“Someone once said my paintings look like a Milton Bradley game on acid,” says Hendersonville artist Susan Webb Tregay.
A quick look around her studio confirms the assertion. The carousel combinations of bright colors, meandering black lines and vivid imagery do evoke a feel of uncensored play. But, Tregay is quick to point out, “These paintings are not meant for children, or children’s books — I think of them as contemporary art for adult children.”
She began her art career creating ceramic picture frames, but started painting, in part, to fill those beautiful empty borders. She went with watercolor and eventually phased out of clay. Later, she was accepted into the National Watercolor Society and the Transparent Watercolor Society of America and began teaching watercolor workshops all over the country.
In 2007 she published Master Disaster: Five Ways to Rescue Desperate Watercolors (North Light Books). “I figured everybody was artistic,” says Tregay. “For a long time I didn’t realize I had something special.”
Upon moving to Hendersonville from Rockford, Ill., four years ago, Tregay took an imaginative left turn into the realm of acrylic painting and Southeastern folk art. “Moving down here was new to me,” she says. “I really studied the line work of folk art, and that moved into my own work.”
Acrylics expressed Tregay’s new passion perfectly, but the medium presented unforeseen challenges: she found she was extremely sensitive to the fumes. Undeterred, she obtained a grant from the North Carolina Arts Council in 2009 that allowed her to purchase a ventilation system for her studio.
Tregay’s enthusiasm for bold graphics is given full expression. Using a special tool resembling a hypodermic needle, she scratches and squeezes a series of black lines into each canvas. The lines are, she says, “lacework that holds the painting together.”
The artist keeps a thorough sketchbook and files of design and color “strategies” that she employs in her densely layered works. But her orderly technique in no way undermines her irreverent worldview: birds are painted upside down, houses bend and sway, two girls with bruised knees fly wildly on a swing set, a figure is suspended upside down from a thread attached to a balloon. “I really want people to look at the paintings for a long time,” says Tregay. “I want to stop them dead in their tracks. There’s so much to look at, they really have to put some work into it.”
The titles and accompanying texts painted onto the sides of the paintings further deepen the whimsy. “I like to collect titles,” she says. “A title just gives the painting so much more.” Culling from music, books and popular culture — including, appropriately, Eat Your Heart Out, Milton Bradley for a series of three — Tregay has a list of 1,200 that she works with. Other memorable titles: No More Decembers and No Child Left Inside.
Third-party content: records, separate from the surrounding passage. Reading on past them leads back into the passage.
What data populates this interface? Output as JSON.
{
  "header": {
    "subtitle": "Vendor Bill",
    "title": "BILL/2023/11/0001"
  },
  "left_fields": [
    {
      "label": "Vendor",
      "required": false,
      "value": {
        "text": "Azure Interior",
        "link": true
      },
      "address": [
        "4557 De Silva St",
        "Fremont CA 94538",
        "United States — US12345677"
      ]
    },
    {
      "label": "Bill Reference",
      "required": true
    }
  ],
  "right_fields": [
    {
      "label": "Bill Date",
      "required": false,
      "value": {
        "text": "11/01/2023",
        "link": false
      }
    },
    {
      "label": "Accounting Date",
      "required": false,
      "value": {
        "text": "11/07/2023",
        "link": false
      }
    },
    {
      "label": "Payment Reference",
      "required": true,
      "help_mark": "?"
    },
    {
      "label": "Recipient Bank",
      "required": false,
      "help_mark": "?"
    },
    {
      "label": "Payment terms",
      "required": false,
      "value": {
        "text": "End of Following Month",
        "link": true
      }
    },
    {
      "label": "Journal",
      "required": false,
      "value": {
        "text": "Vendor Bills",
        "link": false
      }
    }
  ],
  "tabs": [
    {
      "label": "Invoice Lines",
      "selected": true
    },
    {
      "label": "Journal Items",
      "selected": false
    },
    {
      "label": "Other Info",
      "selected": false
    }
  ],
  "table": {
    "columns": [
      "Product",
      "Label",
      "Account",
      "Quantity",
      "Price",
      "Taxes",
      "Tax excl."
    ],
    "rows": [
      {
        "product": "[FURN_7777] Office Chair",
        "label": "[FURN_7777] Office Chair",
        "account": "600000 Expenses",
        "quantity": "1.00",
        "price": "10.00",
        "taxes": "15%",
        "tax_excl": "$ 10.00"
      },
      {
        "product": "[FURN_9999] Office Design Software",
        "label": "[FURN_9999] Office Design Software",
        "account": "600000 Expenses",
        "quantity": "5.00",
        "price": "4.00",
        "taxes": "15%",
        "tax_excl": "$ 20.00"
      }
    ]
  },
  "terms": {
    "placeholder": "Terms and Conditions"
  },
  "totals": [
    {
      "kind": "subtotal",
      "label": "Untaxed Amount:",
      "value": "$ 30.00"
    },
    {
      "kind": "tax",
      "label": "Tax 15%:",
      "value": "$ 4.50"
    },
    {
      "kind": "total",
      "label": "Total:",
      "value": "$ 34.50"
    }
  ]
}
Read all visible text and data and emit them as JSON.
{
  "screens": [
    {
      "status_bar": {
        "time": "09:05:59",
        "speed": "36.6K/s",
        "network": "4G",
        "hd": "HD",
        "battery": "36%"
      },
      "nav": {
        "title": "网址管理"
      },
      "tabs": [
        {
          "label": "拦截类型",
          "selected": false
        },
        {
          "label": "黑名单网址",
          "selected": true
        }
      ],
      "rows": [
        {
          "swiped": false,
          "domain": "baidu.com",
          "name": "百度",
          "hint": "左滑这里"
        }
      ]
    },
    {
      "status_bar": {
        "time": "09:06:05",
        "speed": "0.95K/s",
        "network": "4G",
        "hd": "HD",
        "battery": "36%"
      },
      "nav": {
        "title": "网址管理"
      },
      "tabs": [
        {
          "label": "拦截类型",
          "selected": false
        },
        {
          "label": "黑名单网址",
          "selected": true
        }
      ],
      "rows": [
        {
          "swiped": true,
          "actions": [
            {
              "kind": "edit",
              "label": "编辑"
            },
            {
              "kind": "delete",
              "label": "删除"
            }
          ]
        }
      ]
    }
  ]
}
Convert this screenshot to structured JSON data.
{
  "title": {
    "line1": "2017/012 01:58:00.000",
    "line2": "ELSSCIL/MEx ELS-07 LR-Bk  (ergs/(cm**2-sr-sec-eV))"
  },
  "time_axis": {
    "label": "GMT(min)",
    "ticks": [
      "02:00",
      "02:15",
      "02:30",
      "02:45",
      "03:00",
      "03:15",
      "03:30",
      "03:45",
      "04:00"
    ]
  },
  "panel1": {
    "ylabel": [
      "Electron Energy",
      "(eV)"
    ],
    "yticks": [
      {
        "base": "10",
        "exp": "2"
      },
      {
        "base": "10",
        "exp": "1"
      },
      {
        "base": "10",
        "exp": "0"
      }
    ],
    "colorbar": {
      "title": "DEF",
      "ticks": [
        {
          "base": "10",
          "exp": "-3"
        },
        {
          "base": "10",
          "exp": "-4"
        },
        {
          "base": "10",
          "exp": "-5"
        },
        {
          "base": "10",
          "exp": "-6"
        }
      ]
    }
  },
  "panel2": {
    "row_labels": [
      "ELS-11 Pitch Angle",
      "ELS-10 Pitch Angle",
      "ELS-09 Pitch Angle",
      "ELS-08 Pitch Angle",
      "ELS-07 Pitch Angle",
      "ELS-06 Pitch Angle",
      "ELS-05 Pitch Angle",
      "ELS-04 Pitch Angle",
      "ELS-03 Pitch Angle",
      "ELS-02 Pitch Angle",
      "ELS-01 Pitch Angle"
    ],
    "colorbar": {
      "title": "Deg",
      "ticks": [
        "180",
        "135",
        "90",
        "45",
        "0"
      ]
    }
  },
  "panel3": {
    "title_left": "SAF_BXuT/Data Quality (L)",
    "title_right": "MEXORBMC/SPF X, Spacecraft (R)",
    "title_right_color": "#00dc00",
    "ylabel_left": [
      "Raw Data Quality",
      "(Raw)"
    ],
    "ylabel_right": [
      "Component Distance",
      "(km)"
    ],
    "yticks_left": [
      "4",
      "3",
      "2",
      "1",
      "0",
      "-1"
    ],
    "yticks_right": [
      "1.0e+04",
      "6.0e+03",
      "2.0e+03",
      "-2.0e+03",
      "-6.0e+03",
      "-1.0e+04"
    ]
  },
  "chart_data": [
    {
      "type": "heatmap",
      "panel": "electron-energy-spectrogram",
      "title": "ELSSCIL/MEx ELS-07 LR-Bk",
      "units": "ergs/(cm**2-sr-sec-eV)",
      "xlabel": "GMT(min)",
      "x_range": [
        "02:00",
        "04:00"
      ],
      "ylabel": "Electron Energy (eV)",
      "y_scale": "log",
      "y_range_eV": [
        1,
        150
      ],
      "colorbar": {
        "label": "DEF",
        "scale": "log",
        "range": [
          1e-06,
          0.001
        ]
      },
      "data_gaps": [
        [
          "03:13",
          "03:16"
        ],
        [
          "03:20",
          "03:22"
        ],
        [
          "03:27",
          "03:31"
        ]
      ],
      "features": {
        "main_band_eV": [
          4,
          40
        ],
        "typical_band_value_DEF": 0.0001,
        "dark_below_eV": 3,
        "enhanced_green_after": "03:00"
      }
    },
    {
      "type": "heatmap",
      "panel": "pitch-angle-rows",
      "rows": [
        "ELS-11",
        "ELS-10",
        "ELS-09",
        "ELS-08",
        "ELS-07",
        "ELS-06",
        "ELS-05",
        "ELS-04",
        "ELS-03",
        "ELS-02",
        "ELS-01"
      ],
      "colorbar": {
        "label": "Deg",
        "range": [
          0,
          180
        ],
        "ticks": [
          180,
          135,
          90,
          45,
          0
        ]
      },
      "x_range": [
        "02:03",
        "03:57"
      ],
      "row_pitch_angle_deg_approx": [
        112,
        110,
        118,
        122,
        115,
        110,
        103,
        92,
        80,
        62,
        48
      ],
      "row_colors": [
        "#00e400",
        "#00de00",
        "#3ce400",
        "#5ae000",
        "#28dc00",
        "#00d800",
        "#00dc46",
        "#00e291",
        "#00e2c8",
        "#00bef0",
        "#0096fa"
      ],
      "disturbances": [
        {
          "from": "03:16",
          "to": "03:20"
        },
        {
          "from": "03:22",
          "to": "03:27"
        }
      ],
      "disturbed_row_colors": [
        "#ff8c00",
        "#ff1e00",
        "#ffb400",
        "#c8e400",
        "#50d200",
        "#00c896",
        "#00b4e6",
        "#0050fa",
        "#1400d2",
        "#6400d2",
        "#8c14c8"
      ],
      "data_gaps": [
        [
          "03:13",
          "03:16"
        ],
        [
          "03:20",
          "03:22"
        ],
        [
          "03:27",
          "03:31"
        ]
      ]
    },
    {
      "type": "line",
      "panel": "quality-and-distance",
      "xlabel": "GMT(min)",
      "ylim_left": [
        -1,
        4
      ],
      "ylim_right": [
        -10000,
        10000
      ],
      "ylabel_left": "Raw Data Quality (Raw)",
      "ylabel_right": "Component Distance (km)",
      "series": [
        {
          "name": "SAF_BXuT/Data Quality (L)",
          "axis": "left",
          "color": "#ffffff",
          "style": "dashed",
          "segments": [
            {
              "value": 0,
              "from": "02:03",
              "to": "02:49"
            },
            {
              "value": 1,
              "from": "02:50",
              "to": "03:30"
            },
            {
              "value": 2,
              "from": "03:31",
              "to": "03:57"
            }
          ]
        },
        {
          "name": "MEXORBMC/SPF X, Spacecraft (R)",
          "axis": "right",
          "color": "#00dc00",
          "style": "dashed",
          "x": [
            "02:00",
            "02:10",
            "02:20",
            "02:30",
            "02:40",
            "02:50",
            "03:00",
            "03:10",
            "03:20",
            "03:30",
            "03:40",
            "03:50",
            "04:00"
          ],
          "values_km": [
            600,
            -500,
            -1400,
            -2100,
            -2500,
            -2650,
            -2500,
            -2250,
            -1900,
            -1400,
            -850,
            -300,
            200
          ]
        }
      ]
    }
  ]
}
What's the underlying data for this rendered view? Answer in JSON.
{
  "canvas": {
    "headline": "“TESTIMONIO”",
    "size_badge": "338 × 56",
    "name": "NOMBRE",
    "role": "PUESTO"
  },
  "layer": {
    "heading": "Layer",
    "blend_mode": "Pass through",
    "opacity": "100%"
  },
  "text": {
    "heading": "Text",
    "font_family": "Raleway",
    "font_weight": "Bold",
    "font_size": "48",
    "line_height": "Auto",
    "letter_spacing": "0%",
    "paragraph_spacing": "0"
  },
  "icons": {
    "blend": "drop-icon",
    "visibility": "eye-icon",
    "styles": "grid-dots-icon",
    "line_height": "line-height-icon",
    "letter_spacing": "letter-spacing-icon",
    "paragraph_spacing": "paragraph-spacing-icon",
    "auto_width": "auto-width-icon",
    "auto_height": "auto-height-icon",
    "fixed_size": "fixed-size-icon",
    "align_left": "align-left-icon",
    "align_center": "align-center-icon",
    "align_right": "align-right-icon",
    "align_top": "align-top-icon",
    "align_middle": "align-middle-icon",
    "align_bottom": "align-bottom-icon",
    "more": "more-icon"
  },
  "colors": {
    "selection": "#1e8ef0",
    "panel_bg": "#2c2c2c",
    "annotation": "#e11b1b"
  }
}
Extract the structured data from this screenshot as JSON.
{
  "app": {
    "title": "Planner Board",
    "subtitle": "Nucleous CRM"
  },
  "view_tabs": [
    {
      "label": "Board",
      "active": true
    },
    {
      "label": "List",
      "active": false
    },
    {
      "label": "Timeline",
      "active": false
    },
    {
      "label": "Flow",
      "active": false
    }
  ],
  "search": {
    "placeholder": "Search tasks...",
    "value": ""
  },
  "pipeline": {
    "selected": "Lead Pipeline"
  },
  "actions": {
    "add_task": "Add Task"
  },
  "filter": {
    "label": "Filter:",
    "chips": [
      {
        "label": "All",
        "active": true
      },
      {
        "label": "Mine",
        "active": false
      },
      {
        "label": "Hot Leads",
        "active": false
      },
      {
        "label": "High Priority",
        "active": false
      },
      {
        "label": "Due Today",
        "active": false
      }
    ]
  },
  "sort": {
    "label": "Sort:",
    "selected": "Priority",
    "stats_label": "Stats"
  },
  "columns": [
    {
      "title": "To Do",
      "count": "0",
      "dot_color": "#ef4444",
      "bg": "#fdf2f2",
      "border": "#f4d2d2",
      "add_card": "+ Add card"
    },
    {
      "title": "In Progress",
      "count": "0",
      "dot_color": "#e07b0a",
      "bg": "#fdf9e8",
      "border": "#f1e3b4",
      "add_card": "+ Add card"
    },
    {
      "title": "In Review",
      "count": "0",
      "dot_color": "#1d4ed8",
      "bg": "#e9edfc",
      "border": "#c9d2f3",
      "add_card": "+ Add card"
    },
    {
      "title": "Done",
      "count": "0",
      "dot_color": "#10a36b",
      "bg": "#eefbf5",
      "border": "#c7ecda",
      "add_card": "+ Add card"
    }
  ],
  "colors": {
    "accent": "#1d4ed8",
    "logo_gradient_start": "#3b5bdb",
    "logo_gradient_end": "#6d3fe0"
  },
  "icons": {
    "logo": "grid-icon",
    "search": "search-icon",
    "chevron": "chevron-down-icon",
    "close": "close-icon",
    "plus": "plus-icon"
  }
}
The artist points to a painting of a girl standing precariously on a bike seat while street signs caution sooner and later. “Street signs have been showing up in my work more and more,” she remarks. “With them I can get a whole other layer of content into my paintings.”
She also methodically charts the history of each canvas — for example, denoting past exhibits — so collectors know the whole story behind a purchase.
Tregay approaches painting like any job, reporting to her studio every morning by 9:30. But what makes one an artist, she believes, “is that you can keep going on. If you get bored you don’t have to quit — you can just turn the screw a little more.”